In a very odd arts piece in yesterday’s New York Times, Michael Kimmelman presented a maudlin and surprisingly one-sided picture of the debate on bullfighting in Catalonia.
Grouping together Catalan nationalists and animal rights activists, he presents the anti-bullfighting side as a conglomerate of the hypocritical (you eat burgers, don’t you?) and the culturally myopic (you’re just doing this because you hate all things Spanish). Kimmelman notes that in Southern France, historically Catalan territory, bullfighting is embraced in reaction to the French government’s ban on it, and argues that Catalans in Northern Spain oppose it as part of their separatist agenda. This is how he links the two agendas. Tidy piece of logic there, Michael.
The author goes on to quote British travel writer Robert Elms who comments, â€œAt a point when Europe is becoming bigger and more multicultural, Barcelona is becoming smaller and more Catalan.â€
(Elms’ big claim to fame in the culture world is naming the band Spandau Ballet. Europe thanks you, sir.)
If Kimmelman had actually spoken to any continental Europeans, he may have discovered that cultural relics like bullfighting are a big part of what makes Spain-Catalonia-the Iberian Peninsula different from the rest of Europe. Until medieval practices like bullfighting, outdated laws on domestic violence, and incompliance with European environment laws are eradicated, Europe will continue to think of Spain as a second-rate country.
I could go on, but instead I’ll just wrap this up by asking Mr. Kimmelman to consider interviewing parties on both sides of the debate, rather than choosing a British travel writer and a bullfighting columnist for La Vanguardia, one of the most conservative newspapers in Spain.
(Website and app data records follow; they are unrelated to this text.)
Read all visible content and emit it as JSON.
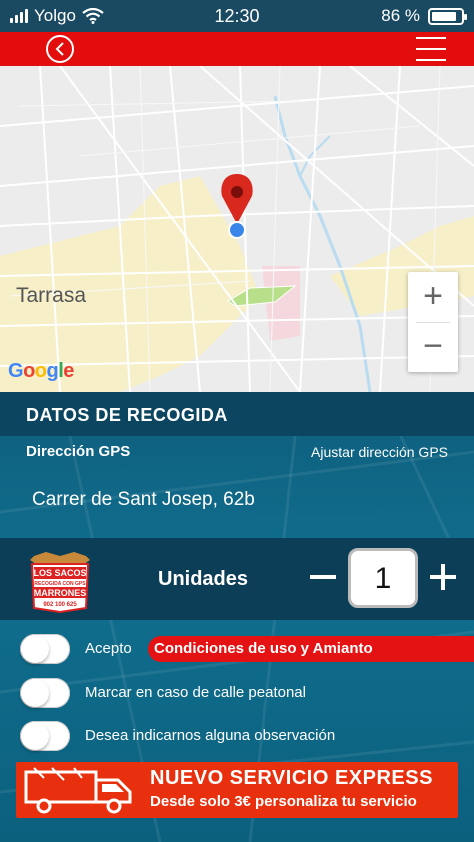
{
  "status_bar": {
    "carrier": "Yolgo",
    "time": "12:30",
    "battery_text": "86 %",
    "battery_level": 0.86,
    "icons": [
      "signal-icon",
      "wifi-icon",
      "battery-icon"
    ]
  },
  "header": {
    "icons": [
      "back-icon",
      "menu-icon"
    ],
    "color": "#e30d0d"
  },
  "map": {
    "city_label": "Tarrasa",
    "provider_label": "Google",
    "zoom_in": "+",
    "zoom_out": "−",
    "icons": [
      "location-pin-icon",
      "current-location-dot-icon"
    ]
  },
  "form": {
    "title": "DATOS DE RECOGIDA",
    "gps_label": "Dirección GPS",
    "gps_adjust_link": "Ajustar dirección GPS",
    "address": "Carrer de Sant Josep, 62b",
    "logo": {
      "line1": "LOS SACOS",
      "line2": "RECOGIDA CON GPS",
      "line3": "MARRONES",
      "phone": "902 100 625"
    },
    "units_label": "Unidades",
    "units_value": "1",
    "minus_label": "−",
    "plus_label": "+",
    "accept_label": "Acepto",
    "conditions_link": "Condiciones de uso y Amianto",
    "pedestrian_label": "Marcar en caso de calle peatonal",
    "observation_label": "Desea indicarnos alguna observación",
    "toggles": {
      "accept": false,
      "pedestrian": false,
      "observation": false
    }
  },
  "express": {
    "title": "NUEVO SERVICIO EXPRESS",
    "subtitle": "Desde solo 3€ personaliza tu servicio",
    "icon": "truck-icon",
    "color": "#e8300e"
  },
  "colors": {
    "accent_red": "#e30d0d",
    "form_bg": "#116f8f",
    "dark_band": "#0b4560"
  }
}
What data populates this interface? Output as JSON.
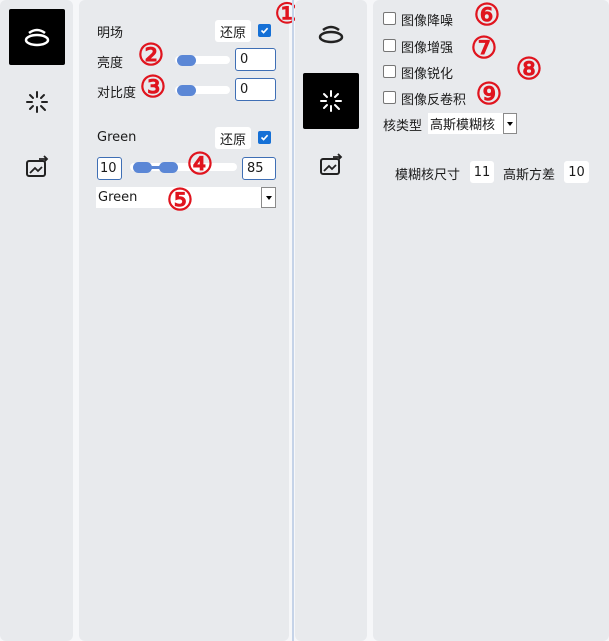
{
  "left_panel": {
    "section1": {
      "title": "明场",
      "reset_label": "还原",
      "checked": true
    },
    "brightness": {
      "label": "亮度",
      "value": "0"
    },
    "contrast": {
      "label": "对比度",
      "value": "0"
    },
    "channel": {
      "title": "Green",
      "reset_label": "还原",
      "checked": true,
      "min": "10",
      "max": "85",
      "select_value": "Green"
    }
  },
  "right_panel": {
    "options": [
      {
        "label": "图像降噪",
        "checked": false
      },
      {
        "label": "图像增强",
        "checked": false
      },
      {
        "label": "图像锐化",
        "checked": false
      },
      {
        "label": "图像反卷积",
        "checked": false
      }
    ],
    "kernel_type_label": "核类型",
    "kernel_type_value": "高斯模糊核",
    "kernel_size_label": "模糊核尺寸",
    "kernel_size_value": "11",
    "variance_label": "高斯方差",
    "variance_value": "10"
  },
  "annotations": [
    "①",
    "②",
    "③",
    "④",
    "⑤",
    "⑥",
    "⑦",
    "⑧",
    "⑨"
  ],
  "colors": {
    "accent": "#1570d6",
    "slider": "#5b87d6",
    "annotation": "#e0141e",
    "active_tool": "#000000"
  },
  "icons": [
    "brightfield-icon",
    "magic-wand-icon",
    "image-export-icon"
  ]
}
Bullfighting is in no danger of disappearing as long as tourism is the main source of income in Andalusia and other regions of the peninsula. To say that anti-taurism is separatist is akin to saying that abolitionists were anti-American. I expect better arguments from the New York Times. Articles like this one make me question the paper’s credibility, as well as the editor’s cultural sensitivity.